|Cooperative Classification||A61B2017/2905, A61B2017/22001, A61M25/0147, A61B2017/22042, A61B2017/00309, A61M25/0138, A61B2017/00867|
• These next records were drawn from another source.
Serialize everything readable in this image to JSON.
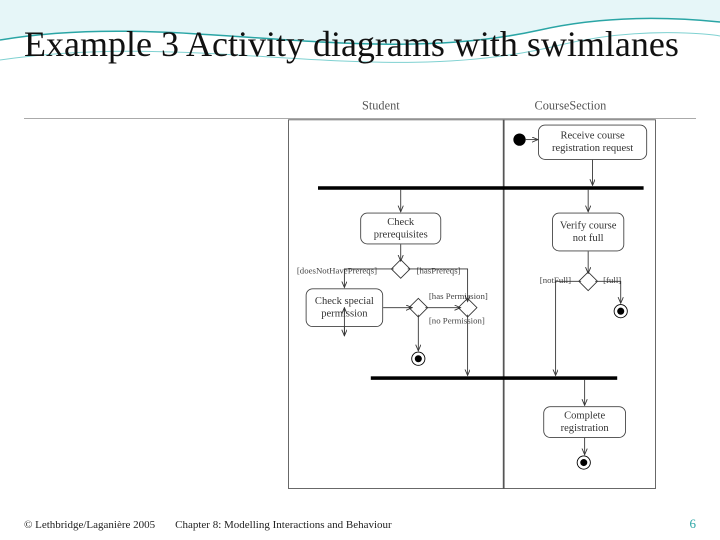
{
  "slide": {
    "title": "Example 3 Activity diagrams with swimlanes",
    "page_number": "6"
  },
  "footer": {
    "copyright": "© Lethbridge/Laganière 2005",
    "chapter": "Chapter 8: Modelling Interactions and Behaviour"
  },
  "diagram": {
    "lanes": {
      "student": "Student",
      "course_section": "CourseSection"
    },
    "activities": {
      "receive": "Receive course registration request",
      "check_prereq": "Check prerequisites",
      "verify_not_full": "Verify course not full",
      "check_special": "Check special permission",
      "complete": "Complete registration"
    },
    "guards": {
      "no_prereqs": "[doesNotHavePrereqs]",
      "has_prereqs": "[hasPrereqs]",
      "has_permission": "[has Permission]",
      "no_permission": "[no Permission]",
      "not_full": "[notFull]",
      "full": "[full]"
    }
  }
}
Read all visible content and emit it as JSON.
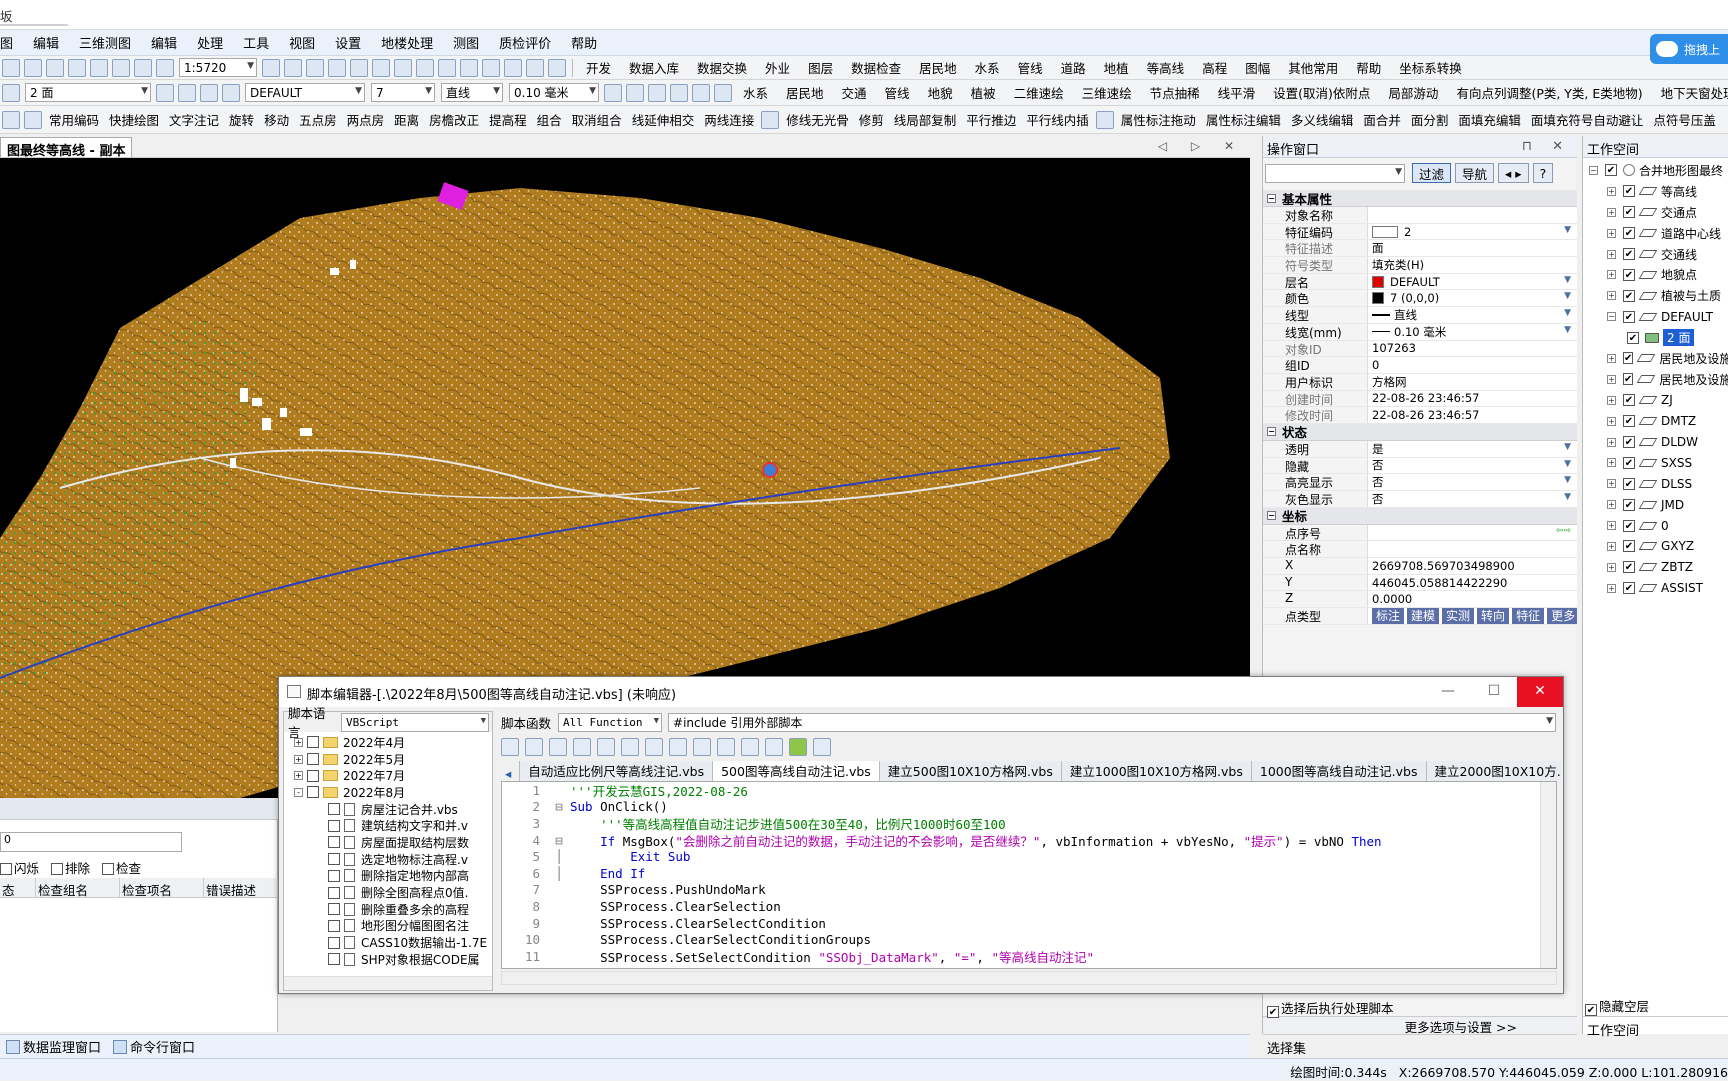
{
  "title_fragment": "坂",
  "menu": [
    "图",
    "编辑",
    "三维测图",
    "编辑",
    "处理",
    "工具",
    "视图",
    "设置",
    "地楼处理",
    "测图",
    "质检评价",
    "帮助"
  ],
  "toolbar1": {
    "scale": "1:5720",
    "right_items": [
      "开发",
      "数据入库",
      "数据交换",
      "外业",
      "图层",
      "数据检查",
      "居民地",
      "水系",
      "管线",
      "道路",
      "地植",
      "等高线",
      "高程",
      "图幅",
      "其他常用",
      "帮助",
      "坐标系转换"
    ]
  },
  "toolbar2": {
    "feature_combo": "2 面",
    "layer_combo": "DEFAULT",
    "color_combo": "7",
    "line_combo": "直线",
    "width_combo": "0.10 毫米",
    "items": [
      "水系",
      "居民地",
      "交通",
      "管线",
      "地貌",
      "植被",
      "二维速绘",
      "三维速绘",
      "节点抽稀",
      "线平滑",
      "设置(取消)依附点",
      "局部游动",
      "有向点列调整(P类, Y类, E类地物)",
      "地下天窗处理"
    ]
  },
  "toolbar3": {
    "items": [
      "常用编码",
      "快捷绘图",
      "文字注记",
      "旋转",
      "移动",
      "五点房",
      "两点房",
      "距离",
      "房檐改正",
      "提高程",
      "组合",
      "取消组合",
      "线延伸相交",
      "两线连接",
      "修线无光骨",
      "修剪",
      "线局部复制",
      "平行推边",
      "平行线内插",
      "属性标注拖动",
      "属性标注编辑",
      "多义线编辑",
      "面合并",
      "面分割",
      "面填充编辑",
      "面填充符号自动避让",
      "点符号压盖"
    ]
  },
  "canvas": {
    "tab_title": "图最终等高线 - 副本",
    "controls": "◁ ▷ ✕"
  },
  "left_panel": {
    "input_value": "0",
    "checks": [
      "闪烁",
      "排除",
      "检查"
    ],
    "columns": [
      "态",
      "检查组名",
      "检查项名",
      "错误描述"
    ]
  },
  "bottom_tabs": [
    "数据监理窗口",
    "命令行窗口"
  ],
  "status": {
    "draw_time": "绘图时间:0.344s",
    "coords": "X:2669708.570 Y:446045.059 Z:0.000 L:101.280916"
  },
  "op_panel": {
    "title": "操作窗口",
    "filter_btn": "过滤",
    "nav_btn": "导航",
    "sections": {
      "basic": "基本属性",
      "state": "状态",
      "coord": "坐标"
    },
    "basic_rows": [
      {
        "k": "对象名称",
        "v": ""
      },
      {
        "k": "特征编码",
        "v": "2"
      },
      {
        "k": "特征描述",
        "v": "面"
      },
      {
        "k": "符号类型",
        "v": "填充类(H)"
      },
      {
        "k": "层名",
        "v": "DEFAULT"
      },
      {
        "k": "颜色",
        "v": "7 (0,0,0)"
      },
      {
        "k": "线型",
        "v": "直线"
      },
      {
        "k": "线宽(mm)",
        "v": "0.10 毫米"
      },
      {
        "k": "对象ID",
        "v": "107263"
      },
      {
        "k": "组ID",
        "v": "0"
      },
      {
        "k": "用户标识",
        "v": "方格网"
      },
      {
        "k": "创建时间",
        "v": "22-08-26 23:46:57"
      },
      {
        "k": "修改时间",
        "v": "22-08-26 23:46:57"
      }
    ],
    "state_rows": [
      {
        "k": "透明",
        "v": "是"
      },
      {
        "k": "隐藏",
        "v": "否"
      },
      {
        "k": "高亮显示",
        "v": "否"
      },
      {
        "k": "灰色显示",
        "v": "否"
      }
    ],
    "coord_rows": [
      {
        "k": "点序号",
        "v": ""
      },
      {
        "k": "点名称",
        "v": ""
      },
      {
        "k": "X",
        "v": "2669708.569703498900"
      },
      {
        "k": "Y",
        "v": "446045.058814422290"
      },
      {
        "k": "Z",
        "v": "0.0000"
      }
    ],
    "point_type_label": "点类型",
    "point_type_tags": [
      "标注",
      "建模",
      "实测",
      "转向",
      "特征",
      "更多"
    ],
    "footer_check": "选择后执行处理脚本",
    "footer_more": "更多选项与设置 >>",
    "footer_tab": "选择集"
  },
  "workspace": {
    "title": "工作空间",
    "root": "合并地形图最终",
    "layers": [
      "等高线",
      "交通点",
      "道路中心线",
      "交通线",
      "地貌点",
      "植被与土质",
      "DEFAULT",
      "居民地及设施",
      "居民地及设施",
      "ZJ",
      "DMTZ",
      "DLDW",
      "SXSS",
      "DLSS",
      "JMD",
      "0",
      "GXYZ",
      "ZBTZ",
      "ASSIST"
    ],
    "sub_item": "2 面",
    "hide_empty": "隐藏空层",
    "footer_tab": "工作空间"
  },
  "cloud_btn": "拖拽上",
  "editor": {
    "title": "脚本编辑器-[.\\2022年8月\\500图等高线自动注记.vbs] (未响应)",
    "lang_label": "脚本语言",
    "lang_value": "VBScript",
    "func_label": "脚本函数",
    "func_value": "All Function",
    "include_value": "#include 引用外部脚本",
    "tree": [
      {
        "type": "folder",
        "label": "2022年4月",
        "exp": "+"
      },
      {
        "type": "folder",
        "label": "2022年5月",
        "exp": "+"
      },
      {
        "type": "folder",
        "label": "2022年7月",
        "exp": "+"
      },
      {
        "type": "folder",
        "label": "2022年8月",
        "exp": "-"
      },
      {
        "type": "file",
        "label": "房屋注记合并.vbs"
      },
      {
        "type": "file",
        "label": "建筑结构文字和并.v"
      },
      {
        "type": "file",
        "label": "房屋面提取结构层数"
      },
      {
        "type": "file",
        "label": "选定地物标注高程.v"
      },
      {
        "type": "file",
        "label": "删除指定地物内部高"
      },
      {
        "type": "file",
        "label": "删除全图高程点0值."
      },
      {
        "type": "file",
        "label": "删除重叠多余的高程"
      },
      {
        "type": "file",
        "label": "地形图分幅图图名注"
      },
      {
        "type": "file",
        "label": "CASS10数据输出-1.7E"
      },
      {
        "type": "file",
        "label": "SHP对象根据CODE属"
      }
    ],
    "tabs": [
      "自动适应比例尺等高线注记.vbs",
      "500图等高线自动注记.vbs",
      "建立500图10X10方格网.vbs",
      "建立1000图10X10方格网.vbs",
      "1000图等高线自动注记.vbs",
      "建立2000图10X10方..."
    ],
    "active_tab": 1,
    "code": [
      "'''开发云慧GIS,2022-08-26",
      "Sub OnClick()",
      "    '''等高线高程值自动注记步进值500在30至40，比例尺1000时60至100",
      "    If MsgBox(\"会删除之前自动注记的数据，手动注记的不会影响，是否继续？\", vbInformation + vbYesNo, \"提示\") = vbNO Then",
      "        Exit Sub",
      "    End If",
      "    SSProcess.PushUndoMark",
      "    SSProcess.ClearSelection",
      "    SSProcess.ClearSelectCondition",
      "    SSProcess.ClearSelectConditionGroups",
      "    SSProcess.SetSelectCondition \"SSObj_DataMark\", \"=\", \"等高线自动注记\""
    ]
  }
}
|European Classification||A61M25/01C10K, A61M25/01C10C|